The Land Before Time was one of these movies. The plot follows a baby dinosaur named Littlefoot on his journey to a safe land, intermingled with the journey of grief after his mom dies. It’s unbelievably sad, but examines loss exactly as it is: as something that never goes away and constantly reshapes who we are.
In one scene, Littlefoot mistakes a shadow for his mother, and his brief elation is devastating. When his excitement passes and grief sets in, the narrator concludes, “Littlefoot knew for certain he was alone.”
While Littlefoot is not alone for long, it’s refreshing to hear someone say what was happening without tying a bow of hope around it (a Disney movie surely would have added "but he would quickly make friends").
One of the many challenges of being a highly-sensitive child is that I knew I felt alone, I knew I felt sad, I knew I felt anxious, but people around me would insist otherwise: “We’re having fun!” or refer to the bullies around me as my “friends.” Sunday School teachers would tell me that my prayers for others would be answered, but I knew that children around me continued to suffer even as adults shielded the news from me.
It's as though I couldn't trust my own experience because adults (the alleged truth-keepers) kept insisting we were all friends having a good time, and God worked like Santa Claus.
(This is how I still feel whenever I walk into a gift shop filled with "It's a great day to have a great day!" signs.)
The animator behind The Land Before Time is named Don Bluth, and he’s known for his dark surreal landscapes and moody color schemes, but also for his films which would boldly name the harsh and inevitable realities of a world that didn’t always behave like a Disney story. He is known for taking his viewers from anguish to relief and back again, as life tends to work.
I found this lovely reflection on Don Bluth films and I appreciated in particular this description of his trademark emotion:
Melancholy isn’t just a narrative device for Bluth, it’s a natural part of navigating life, of searching for wholeness, and becoming a better person.
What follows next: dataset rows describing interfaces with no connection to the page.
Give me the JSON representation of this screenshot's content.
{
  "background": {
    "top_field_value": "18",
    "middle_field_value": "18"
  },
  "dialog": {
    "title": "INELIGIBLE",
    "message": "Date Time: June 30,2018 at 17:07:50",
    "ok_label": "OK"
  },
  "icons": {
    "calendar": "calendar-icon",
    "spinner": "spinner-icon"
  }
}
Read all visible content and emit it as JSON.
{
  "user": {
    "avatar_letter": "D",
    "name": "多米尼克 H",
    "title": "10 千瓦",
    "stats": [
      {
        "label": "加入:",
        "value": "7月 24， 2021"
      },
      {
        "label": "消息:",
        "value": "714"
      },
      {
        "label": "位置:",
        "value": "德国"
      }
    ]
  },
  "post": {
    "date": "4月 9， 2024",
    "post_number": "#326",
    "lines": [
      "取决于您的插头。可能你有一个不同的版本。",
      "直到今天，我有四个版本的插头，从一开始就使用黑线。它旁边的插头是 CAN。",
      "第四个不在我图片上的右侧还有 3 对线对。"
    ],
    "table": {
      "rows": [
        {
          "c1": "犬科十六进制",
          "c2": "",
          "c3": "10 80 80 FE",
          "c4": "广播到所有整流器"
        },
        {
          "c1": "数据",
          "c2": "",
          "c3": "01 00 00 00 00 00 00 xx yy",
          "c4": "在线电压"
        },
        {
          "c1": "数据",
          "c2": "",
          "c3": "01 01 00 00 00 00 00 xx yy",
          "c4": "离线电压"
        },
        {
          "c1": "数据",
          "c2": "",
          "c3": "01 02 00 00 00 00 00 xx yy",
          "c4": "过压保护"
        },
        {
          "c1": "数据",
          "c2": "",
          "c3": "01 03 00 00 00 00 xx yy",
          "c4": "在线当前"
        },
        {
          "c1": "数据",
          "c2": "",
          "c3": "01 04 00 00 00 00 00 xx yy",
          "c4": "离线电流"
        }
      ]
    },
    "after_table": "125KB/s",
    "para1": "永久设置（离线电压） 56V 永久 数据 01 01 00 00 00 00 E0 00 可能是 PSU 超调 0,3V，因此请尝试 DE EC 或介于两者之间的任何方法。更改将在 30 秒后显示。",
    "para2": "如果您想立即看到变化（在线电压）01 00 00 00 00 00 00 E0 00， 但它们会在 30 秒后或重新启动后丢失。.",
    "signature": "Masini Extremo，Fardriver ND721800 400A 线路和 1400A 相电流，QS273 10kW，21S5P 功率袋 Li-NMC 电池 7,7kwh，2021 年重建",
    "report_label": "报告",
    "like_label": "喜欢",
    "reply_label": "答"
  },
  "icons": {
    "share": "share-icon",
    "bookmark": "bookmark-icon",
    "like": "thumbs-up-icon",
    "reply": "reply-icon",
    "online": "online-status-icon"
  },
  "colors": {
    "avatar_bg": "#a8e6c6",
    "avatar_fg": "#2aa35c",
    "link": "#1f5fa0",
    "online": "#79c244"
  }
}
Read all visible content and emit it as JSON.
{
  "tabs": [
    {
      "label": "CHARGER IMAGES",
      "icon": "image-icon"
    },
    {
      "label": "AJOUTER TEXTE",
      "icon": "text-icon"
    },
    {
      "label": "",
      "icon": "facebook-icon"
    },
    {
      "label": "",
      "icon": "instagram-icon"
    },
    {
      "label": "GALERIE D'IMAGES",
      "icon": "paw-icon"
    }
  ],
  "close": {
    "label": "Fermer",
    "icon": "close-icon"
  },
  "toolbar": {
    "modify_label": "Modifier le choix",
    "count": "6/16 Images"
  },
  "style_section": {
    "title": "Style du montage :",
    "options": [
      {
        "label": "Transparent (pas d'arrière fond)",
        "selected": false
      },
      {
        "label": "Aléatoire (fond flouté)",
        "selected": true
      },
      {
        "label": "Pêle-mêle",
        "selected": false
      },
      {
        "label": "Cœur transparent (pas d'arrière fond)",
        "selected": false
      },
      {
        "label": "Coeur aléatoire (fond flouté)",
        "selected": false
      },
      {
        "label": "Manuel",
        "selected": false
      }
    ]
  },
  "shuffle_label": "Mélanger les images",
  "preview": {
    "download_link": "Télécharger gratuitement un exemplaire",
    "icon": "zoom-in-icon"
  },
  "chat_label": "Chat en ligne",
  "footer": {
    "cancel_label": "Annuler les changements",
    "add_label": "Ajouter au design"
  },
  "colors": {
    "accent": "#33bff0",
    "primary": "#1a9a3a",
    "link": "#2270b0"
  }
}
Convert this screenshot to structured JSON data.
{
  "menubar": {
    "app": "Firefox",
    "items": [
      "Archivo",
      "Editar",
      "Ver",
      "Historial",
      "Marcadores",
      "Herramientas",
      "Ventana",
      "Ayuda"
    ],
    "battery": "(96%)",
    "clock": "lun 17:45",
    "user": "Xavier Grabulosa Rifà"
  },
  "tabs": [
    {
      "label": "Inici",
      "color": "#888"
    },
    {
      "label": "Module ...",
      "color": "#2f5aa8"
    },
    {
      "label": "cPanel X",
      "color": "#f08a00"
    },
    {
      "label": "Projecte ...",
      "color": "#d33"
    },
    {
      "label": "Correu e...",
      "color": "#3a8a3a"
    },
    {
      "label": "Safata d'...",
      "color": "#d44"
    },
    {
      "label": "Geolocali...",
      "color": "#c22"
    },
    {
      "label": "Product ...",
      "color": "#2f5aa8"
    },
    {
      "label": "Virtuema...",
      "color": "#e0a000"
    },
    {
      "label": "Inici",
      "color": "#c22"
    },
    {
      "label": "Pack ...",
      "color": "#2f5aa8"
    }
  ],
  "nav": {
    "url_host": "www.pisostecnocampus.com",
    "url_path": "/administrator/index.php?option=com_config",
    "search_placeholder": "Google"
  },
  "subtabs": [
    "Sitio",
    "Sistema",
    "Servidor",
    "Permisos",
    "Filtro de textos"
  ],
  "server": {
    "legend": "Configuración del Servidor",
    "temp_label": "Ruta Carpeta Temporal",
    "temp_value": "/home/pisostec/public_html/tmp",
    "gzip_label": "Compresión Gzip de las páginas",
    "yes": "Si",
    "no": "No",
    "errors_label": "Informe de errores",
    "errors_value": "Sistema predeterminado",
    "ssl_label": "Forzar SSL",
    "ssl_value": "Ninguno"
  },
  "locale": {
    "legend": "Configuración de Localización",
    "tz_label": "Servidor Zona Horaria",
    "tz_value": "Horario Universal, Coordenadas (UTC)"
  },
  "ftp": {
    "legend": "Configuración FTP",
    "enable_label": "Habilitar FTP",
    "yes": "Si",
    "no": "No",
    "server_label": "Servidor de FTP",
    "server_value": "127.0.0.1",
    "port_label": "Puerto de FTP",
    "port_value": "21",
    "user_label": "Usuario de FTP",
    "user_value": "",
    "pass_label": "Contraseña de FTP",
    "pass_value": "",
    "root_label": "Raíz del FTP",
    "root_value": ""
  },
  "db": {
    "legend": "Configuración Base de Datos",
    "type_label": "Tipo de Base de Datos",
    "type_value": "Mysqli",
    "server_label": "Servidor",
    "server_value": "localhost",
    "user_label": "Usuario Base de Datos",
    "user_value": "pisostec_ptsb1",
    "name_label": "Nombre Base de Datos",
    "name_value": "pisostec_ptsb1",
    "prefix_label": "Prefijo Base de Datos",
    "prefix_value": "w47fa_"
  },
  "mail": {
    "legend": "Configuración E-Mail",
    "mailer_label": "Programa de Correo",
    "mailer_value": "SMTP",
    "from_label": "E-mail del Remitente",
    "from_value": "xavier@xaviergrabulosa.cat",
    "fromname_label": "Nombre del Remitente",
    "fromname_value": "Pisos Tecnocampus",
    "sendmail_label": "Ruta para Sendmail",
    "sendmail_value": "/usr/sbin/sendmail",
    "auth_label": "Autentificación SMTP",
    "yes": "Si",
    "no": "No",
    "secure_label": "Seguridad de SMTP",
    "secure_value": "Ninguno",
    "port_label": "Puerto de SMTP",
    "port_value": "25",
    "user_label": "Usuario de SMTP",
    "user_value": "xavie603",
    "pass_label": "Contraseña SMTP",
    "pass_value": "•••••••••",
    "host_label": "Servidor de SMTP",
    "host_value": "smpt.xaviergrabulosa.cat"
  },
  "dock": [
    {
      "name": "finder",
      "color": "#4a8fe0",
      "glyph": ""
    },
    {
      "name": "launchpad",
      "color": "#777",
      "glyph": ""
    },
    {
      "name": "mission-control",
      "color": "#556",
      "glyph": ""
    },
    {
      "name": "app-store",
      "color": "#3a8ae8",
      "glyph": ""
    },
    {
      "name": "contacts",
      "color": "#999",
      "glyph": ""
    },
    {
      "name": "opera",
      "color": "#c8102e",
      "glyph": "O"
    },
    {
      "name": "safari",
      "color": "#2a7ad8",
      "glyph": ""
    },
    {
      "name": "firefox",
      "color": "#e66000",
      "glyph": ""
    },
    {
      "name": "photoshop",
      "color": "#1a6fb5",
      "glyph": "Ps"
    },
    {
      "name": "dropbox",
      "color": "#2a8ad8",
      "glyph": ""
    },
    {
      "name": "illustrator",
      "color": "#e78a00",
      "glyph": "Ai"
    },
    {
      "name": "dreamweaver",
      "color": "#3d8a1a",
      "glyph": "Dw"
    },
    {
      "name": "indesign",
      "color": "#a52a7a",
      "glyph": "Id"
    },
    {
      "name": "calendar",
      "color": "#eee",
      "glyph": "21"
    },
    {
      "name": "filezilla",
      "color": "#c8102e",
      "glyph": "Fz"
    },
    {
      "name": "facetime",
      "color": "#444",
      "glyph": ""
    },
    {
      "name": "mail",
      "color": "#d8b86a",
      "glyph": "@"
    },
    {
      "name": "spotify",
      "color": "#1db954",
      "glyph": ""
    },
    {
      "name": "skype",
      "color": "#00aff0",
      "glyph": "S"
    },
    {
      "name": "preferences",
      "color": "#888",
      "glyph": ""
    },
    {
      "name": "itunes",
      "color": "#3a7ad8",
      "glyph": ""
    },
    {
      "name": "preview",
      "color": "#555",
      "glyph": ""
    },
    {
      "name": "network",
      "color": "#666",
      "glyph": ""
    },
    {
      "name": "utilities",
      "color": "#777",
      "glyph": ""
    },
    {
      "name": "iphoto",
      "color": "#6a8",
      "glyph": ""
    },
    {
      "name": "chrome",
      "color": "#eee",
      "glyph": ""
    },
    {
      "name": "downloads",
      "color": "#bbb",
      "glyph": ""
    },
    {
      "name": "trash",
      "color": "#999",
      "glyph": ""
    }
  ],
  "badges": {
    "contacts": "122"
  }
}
Bluth acknowledges sadness in a way that never diminishes or minimizes its existence; he invites melancholy in, confesses its power, and lets it rest. Sadness is, for Bluth, an essential characteristic of the world and living in it. That is a wholly edifying message for kids, delivered in a vessel that is both palatable and unpatronizing.
This line: “He invites melancholy in, confesses its power, and lets it rest” is such an excellent description of how truth-telling works on Ash Wednesday, health anniversaries, and all other days of the year when we most certainly will not find our soothing on the internet.
I observe these two days this week because feeling grounded in real sadness and in chaos makes me feel closer to the Truth than doom-scrolling or trying to manifest away the pain.
My health anniversary isn't a celebration as much as a reminder that frailty, like Bluth's melancholy, is a natural part of navigating life. And Ash Wednesday is an opportunity to name fragility as an essential characteristic of the world we live in, as well as an opportunity to build stamina around mystery and loss.
When I was sick, a lot of people (without medical training, interestingly enough) were quick to tell me, "You'll be fine, and stronger for having gone through this!" But, of course, they didn't know. Nobody knew. And, if the purple-soda-spilling incident is any indication, nobody will ever know.
Ash Wednesday and my health anniversary are days when I ritualize this great confusing not-knowing that floods our existence, and the pain that punctuates it throughout. My weary heart is with people across the world right now, with my two friends who are seriously sick in the hospital, and with the cat who's still lapping up water: and all this is true.
This week I'm continuing to search for the truth: in art, in stories, in the reality I won't turn away from. I will hold up that candle, look closer, and confess the power of what I see.